 As the kids exited the room, Quinn putteredaround, picking up stray worksheets and straighteningfurniture, amazed at howquickly teenagers could turn a room upside down.  She wandered to the back of the room andfound an acoustic guitar that one of the students had forgotten to put back inthe case.  She picked it up and threw thestrap over her shoulder, letting the guitar swing while she crossed theroom toward the stage.  A loud bangerupted as she accidentally knocked the guitar against a desk.

My rough drafts are rife with this kind of repetition.  I don't worry too much about it during this phase.  The creative part of my mind is working on the story, not utilizing my mental thesaurus.  I picture my brain having all these pages of available words tucked away onto shelves and when I call one out, my mental librarian pulls the word out and puts it in the stack of words on the available table.  Then when I need the same idea again,  the librarian's lazy and automatically goes to the words she's already pulled out so she doesn't have to go back to the shelves again.

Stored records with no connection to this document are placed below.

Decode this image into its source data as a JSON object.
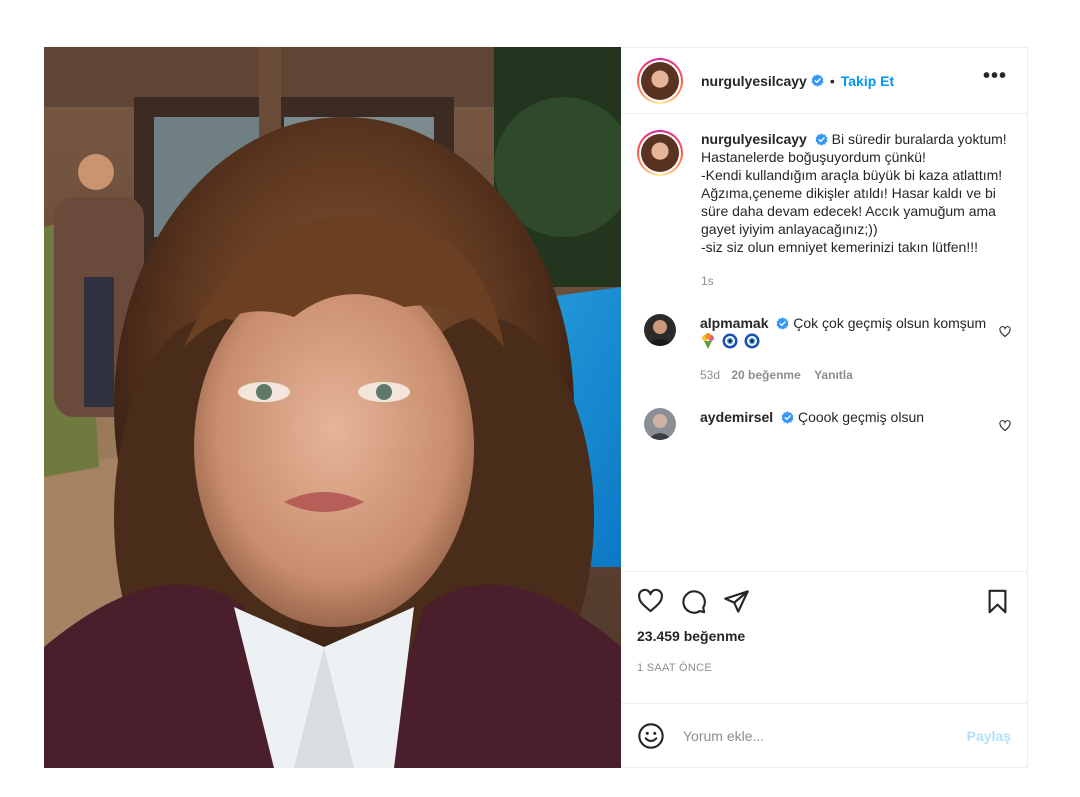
{
  "post": {
    "username": "nurgulyesilcayy",
    "follow_label": "Takip Et",
    "separator": "•",
    "more_label": "•••"
  },
  "caption": {
    "username": "nurgulyesilcayy",
    "text": "Bi süredir buralarda yoktum! Hastanelerde boğuşuyordum çünkü!\n-Kendi kullandığım araçla büyük bi kaza atlattım! Ağzıma,çeneme dikişler atıldı! Hasar kaldı ve bi süre daha devam edecek! Accık yamuğum ama gayet iyiyim anlayacağınız;))\n-siz siz olun emniyet kemerinizi takın lütfen!!!",
    "time": "1s"
  },
  "comments": [
    {
      "username": "alpmamak",
      "text": "Çok çok geçmiş olsun komşum",
      "emojis": [
        "bouquet-emoji",
        "nazar-emoji",
        "nazar-emoji"
      ],
      "time": "53d",
      "likes": "20 beğenme",
      "reply": "Yanıtla"
    },
    {
      "username": "aydemirsel",
      "text": "Çoook geçmiş olsun"
    }
  ],
  "actions": {
    "likes": "23.459 beğenme",
    "ago": "1 SAAT ÖNCE"
  },
  "add_comment": {
    "placeholder": "Yorum ekle...",
    "share_label": "Paylaş"
  },
  "colors": {
    "accent": "#0095f6",
    "share_disabled": "#b2dffc",
    "verified": "#3897f0"
  }
}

So make sure when you do go back for revisions to look for these.  And then when you think you've eliminated most of them, send it to your crit group.  They are bound to find more.  If you'd like more examples, Katie at Step 1 did an excellent post on echo words a while back.

Now, having said all of that, remember there are always exceptions.  Sometimes the word is necessary to repeat because a synonym for it would sound silly and unnatural.  The thesaurus is not always your friend.  So if you can't change around the sentences to avoid the repetition, that's fine in some cases.  Especially if the word is pretty common and can blend in.

Another exception is when repetition is used as a device to make a point or create impact.

"They hire English nannies, if possible, always nice middling women with sensible hairdos, sensible clothes, and sensible shoes." Tom Wolfe
"I remember the place, I remember the date, I remember the moment." Cindy Clark
(source of examples)

So, as is the case most of the time, rules can be broken.  But you should know the rule before breaking it.


**Be sure to stop by tomorrow.  I'm going to spend a few days talking about critting, how to do it in Microsoft Word, and about the structure of my crit group.  But I'll also be holding a contest offering a one chapter detailed crit or a query critique!  So don't miss it.  :)**

Do you struggle with repetition or echo words?  What are your favorite phrases or words you find yourself using all the time?  Does your character have a favorite physical reaction that you catch yourself repeating?


**Today's Theme Song**
"Can't Repeat" - The Offspring
(player in sidebar, take a listen)